**Problem to work on:**
Nothing in the records should differ when they are repeated. Restate them word for word.

(Web page and app entries)
··········
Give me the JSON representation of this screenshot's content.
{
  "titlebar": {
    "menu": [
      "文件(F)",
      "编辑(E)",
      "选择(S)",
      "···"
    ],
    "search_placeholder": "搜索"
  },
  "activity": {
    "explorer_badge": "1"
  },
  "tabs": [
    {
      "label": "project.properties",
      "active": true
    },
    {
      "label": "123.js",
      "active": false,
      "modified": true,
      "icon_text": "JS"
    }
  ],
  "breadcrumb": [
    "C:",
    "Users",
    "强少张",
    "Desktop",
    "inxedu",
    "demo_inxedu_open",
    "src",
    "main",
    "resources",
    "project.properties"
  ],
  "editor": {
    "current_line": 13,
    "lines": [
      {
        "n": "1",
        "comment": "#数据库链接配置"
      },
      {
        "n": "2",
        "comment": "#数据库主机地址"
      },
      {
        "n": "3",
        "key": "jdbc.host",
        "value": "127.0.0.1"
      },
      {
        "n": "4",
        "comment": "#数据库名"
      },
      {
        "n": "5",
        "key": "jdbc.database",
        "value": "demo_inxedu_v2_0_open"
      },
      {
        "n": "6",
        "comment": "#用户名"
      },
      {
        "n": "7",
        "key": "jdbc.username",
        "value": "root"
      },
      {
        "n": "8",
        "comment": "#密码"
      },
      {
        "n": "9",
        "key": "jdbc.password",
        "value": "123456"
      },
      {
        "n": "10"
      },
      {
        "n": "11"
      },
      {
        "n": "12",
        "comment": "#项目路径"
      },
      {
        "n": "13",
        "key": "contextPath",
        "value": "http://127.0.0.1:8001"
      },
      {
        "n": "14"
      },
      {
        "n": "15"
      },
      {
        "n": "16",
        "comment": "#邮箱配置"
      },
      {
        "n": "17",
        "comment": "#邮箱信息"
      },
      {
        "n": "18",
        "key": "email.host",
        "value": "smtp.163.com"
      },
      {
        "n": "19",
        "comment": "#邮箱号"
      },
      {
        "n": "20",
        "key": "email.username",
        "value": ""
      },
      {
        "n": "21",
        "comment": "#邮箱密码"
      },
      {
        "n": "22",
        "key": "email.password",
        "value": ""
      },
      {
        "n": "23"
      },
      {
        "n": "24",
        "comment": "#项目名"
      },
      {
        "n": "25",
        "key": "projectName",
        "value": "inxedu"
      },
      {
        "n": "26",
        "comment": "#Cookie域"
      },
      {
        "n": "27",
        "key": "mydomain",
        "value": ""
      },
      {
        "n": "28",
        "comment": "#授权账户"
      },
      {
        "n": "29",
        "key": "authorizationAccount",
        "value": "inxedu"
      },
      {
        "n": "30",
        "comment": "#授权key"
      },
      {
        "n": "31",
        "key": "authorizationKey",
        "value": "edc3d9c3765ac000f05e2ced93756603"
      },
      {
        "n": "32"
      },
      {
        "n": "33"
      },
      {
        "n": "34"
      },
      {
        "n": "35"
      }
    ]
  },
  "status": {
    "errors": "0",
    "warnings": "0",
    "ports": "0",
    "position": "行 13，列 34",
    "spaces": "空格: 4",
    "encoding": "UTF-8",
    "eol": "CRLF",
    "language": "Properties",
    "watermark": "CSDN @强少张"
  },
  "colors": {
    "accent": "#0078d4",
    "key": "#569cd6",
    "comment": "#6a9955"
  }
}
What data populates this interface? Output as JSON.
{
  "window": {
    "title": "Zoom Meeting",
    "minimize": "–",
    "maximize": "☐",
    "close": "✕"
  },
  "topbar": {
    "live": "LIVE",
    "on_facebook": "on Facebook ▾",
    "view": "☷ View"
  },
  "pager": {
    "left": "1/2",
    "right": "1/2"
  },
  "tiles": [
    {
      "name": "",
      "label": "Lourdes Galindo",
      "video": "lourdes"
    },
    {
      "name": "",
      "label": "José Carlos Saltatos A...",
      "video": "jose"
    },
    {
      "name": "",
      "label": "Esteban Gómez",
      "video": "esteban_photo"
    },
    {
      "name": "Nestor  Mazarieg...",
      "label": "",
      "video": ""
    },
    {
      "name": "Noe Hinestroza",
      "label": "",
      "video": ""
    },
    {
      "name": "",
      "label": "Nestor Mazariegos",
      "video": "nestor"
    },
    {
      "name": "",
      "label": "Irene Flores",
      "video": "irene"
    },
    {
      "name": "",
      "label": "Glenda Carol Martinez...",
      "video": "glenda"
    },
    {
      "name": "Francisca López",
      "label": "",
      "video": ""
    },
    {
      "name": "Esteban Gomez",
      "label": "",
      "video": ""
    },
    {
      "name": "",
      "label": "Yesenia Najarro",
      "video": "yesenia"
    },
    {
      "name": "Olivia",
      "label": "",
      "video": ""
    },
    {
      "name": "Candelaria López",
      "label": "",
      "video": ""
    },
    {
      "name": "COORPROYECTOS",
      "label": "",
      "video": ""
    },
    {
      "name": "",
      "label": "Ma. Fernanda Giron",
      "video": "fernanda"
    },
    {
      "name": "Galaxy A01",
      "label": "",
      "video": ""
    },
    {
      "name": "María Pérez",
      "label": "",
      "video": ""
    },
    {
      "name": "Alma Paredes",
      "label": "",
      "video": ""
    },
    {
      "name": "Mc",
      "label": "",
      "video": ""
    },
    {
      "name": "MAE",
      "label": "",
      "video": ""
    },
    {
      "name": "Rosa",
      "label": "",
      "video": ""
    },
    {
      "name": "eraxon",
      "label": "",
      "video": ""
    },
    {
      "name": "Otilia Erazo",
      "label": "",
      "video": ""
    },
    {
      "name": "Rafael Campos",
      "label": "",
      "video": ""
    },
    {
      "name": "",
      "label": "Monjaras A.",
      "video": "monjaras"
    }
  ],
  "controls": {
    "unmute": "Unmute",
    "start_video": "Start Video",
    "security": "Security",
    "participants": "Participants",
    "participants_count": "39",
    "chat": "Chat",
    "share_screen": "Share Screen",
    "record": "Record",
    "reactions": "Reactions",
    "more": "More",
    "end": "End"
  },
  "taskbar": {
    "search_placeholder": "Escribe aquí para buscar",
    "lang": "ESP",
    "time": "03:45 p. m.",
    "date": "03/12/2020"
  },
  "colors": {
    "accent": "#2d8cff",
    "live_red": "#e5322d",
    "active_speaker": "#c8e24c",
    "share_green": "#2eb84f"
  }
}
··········
**Exercise output:**
Give me the JSON representation of this screenshot's content.
{
  "titlebar": {
    "menu": [
      "文件(F)",
      "编辑(E)",
      "选择(S)",
      "···"
    ],
    "search_placeholder": "搜索"
  },
  "activity": {
    "explorer_badge": "1"
  },
  "tabs": [
    {
      "label": "project.properties",
      "active": true
    },
    {
      "label": "123.js",
      "active": false,
      "modified": true,
      "icon_text": "JS"
    }
  ],
  "breadcrumb": [
    "C:",
    "Users",
    "强少张",
    "Desktop",
    "inxedu",
    "demo_inxedu_open",
    "src",
    "main",
    "resources",
    "project.properties"
  ],
  "editor": {
    "current_line": 13,
    "lines": [
      {
        "n": "1",
        "comment": "#数据库链接配置"
      },
      {
        "n": "2",
        "comment": "#数据库主机地址"
      },
      {
        "n": "3",
        "key": "jdbc.host",
        "value": "127.0.0.1"
      },
      {
        "n": "4",
        "comment": "#数据库名"
      },
      {
        "n": "5",
        "key": "jdbc.database",
        "value": "demo_inxedu_v2_0_open"
      },
      {
        "n": "6",
        "comment": "#用户名"
      },
      {
        "n": "7",
        "key": "jdbc.username",
        "value": "root"
      },
      {
        "n": "8",
        "comment": "#密码"
      },
      {
        "n": "9",
        "key": "jdbc.password",
        "value": "123456"
      },
      {
        "n": "10"
      },
      {
        "n": "11"
      },
      {
        "n": "12",
        "comment": "#项目路径"
      },
      {
        "n": "13",
        "key": "contextPath",
        "value": "http://127.0.0.1:8001"
      },
      {
        "n": "14"
      },
      {
        "n": "15"
      },
      {
        "n": "16",
        "comment": "#邮箱配置"
      },
      {
        "n": "17",
        "comment": "#邮箱信息"
      },
      {
        "n": "18",
        "key": "email.host",
        "value": "smtp.163.com"
      },
      {
        "n": "19",
        "comment": "#邮箱号"
      },
      {
        "n": "20",
        "key": "email.username",
        "value": ""
      },
      {
        "n": "21",
        "comment": "#邮箱密码"
      },
      {
        "n": "22",
        "key": "email.password",
        "value": ""
      },
      {
        "n": "23"
      },
      {
        "n": "24",
        "comment": "#项目名"
      },
      {
        "n": "25",
        "key": "projectName",
        "value": "inxedu"
      },
      {
        "n": "26",
        "comment": "#Cookie域"
      },
      {
        "n": "27",
        "key": "mydomain",
        "value": ""
      },
      {
        "n": "28",
        "comment": "#授权账户"
      },
      {
        "n": "29",
        "key": "authorizationAccount",
        "value": "inxedu"
      },
      {
        "n": "30",
        "comment": "#授权key"
      },
      {
        "n": "31",
        "key": "authorizationKey",
        "value": "edc3d9c3765ac000f05e2ced93756603"
      },
      {
        "n": "32"
      },
      {
        "n": "33"
      },
      {
        "n": "34"
      },
      {
        "n": "35"
      }
    ]
  },
  "status": {
    "errors": "0",
    "warnings": "0",
    "ports": "0",
    "position": "行 13，列 34",
    "spaces": "空格: 4",
    "encoding": "UTF-8",
    "eol": "CRLF",
    "language": "Properties",
    "watermark": "CSDN @强少张"
  },
  "colors": {
    "accent": "#0078d4",
    "key": "#569cd6",
    "comment": "#6a9955"
  }
}
What data populates this interface? Output as JSON.
{
  "window": {
    "title": "Zoom Meeting",
    "minimize": "–",
    "maximize": "☐",
    "close": "✕"
  },
  "topbar": {
    "live": "LIVE",
    "on_facebook": "on Facebook ▾",
    "view": "☷ View"
  },
  "pager": {
    "left": "1/2",
    "right": "1/2"
  },
  "tiles": [
    {
      "name": "",
      "label": "Lourdes Galindo",
      "video": "lourdes"
    },
    {
      "name": "",
      "label": "José Carlos Saltatos A...",
      "video": "jose"
    },
    {
      "name": "",
      "label": "Esteban Gómez",
      "video": "esteban_photo"
    },
    {
      "name": "Nestor  Mazarieg...",
      "label": "",
      "video": ""
    },
    {
      "name": "Noe Hinestroza",
      "label": "",
      "video": ""
    },
    {
      "name": "",
      "label": "Nestor Mazariegos",
      "video": "nestor"
    },
    {
      "name": "",
      "label": "Irene Flores",
      "video": "irene"
    },
    {
      "name": "",
      "label": "Glenda Carol Martinez...",
      "video": "glenda"
    },
    {
      "name": "Francisca López",
      "label": "",
      "video": ""
    },
    {
      "name": "Esteban Gomez",
      "label": "",
      "video": ""
    },
    {
      "name": "",
      "label": "Yesenia Najarro",
      "video": "yesenia"
    },
    {
      "name": "Olivia",
      "label": "",
      "video": ""
    },
    {
      "name": "Candelaria López",
      "label": "",
      "video": ""
    },
    {
      "name": "COORPROYECTOS",
      "label": "",
      "video": ""
    },
    {
      "name": "",
      "label": "Ma. Fernanda Giron",
      "video": "fernanda"
    },
    {
      "name": "Galaxy A01",
      "label": "",
      "video": ""
    },
    {
      "name": "María Pérez",
      "label": "",
      "video": ""
    },
    {
      "name": "Alma Paredes",
      "label": "",
      "video": ""
    },
    {
      "name": "Mc",
      "label": "",
      "video": ""
    },
    {
      "name": "MAE",
      "label": "",
      "video": ""
    },
    {
      "name": "Rosa",
      "label": "",
      "video": ""
    },
    {
      "name": "eraxon",
      "label": "",
      "video": ""
    },
    {
      "name": "Otilia Erazo",
      "label": "",
      "video": ""
    },
    {
      "name": "Rafael Campos",
      "label": "",
      "video": ""
    },
    {
      "name": "",
      "label": "Monjaras A.",
      "video": "monjaras"
    }
  ],
  "controls": {
    "unmute": "Unmute",
    "start_video": "Start Video",
    "security": "Security",
    "participants": "Participants",
    "participants_count": "39",
    "chat": "Chat",
    "share_screen": "Share Screen",
    "record": "Record",
    "reactions": "Reactions",
    "more": "More",
    "end": "End"
  },
  "taskbar": {
    "search_placeholder": "Escribe aquí para buscar",
    "lang": "ESP",
    "time": "03:45 p. m.",
    "date": "03/12/2020"
  },
  "colors": {
    "accent": "#2d8cff",
    "live_red": "#e5322d",
    "active_speaker": "#c8e24c",
    "share_green": "#2eb84f"
  }
}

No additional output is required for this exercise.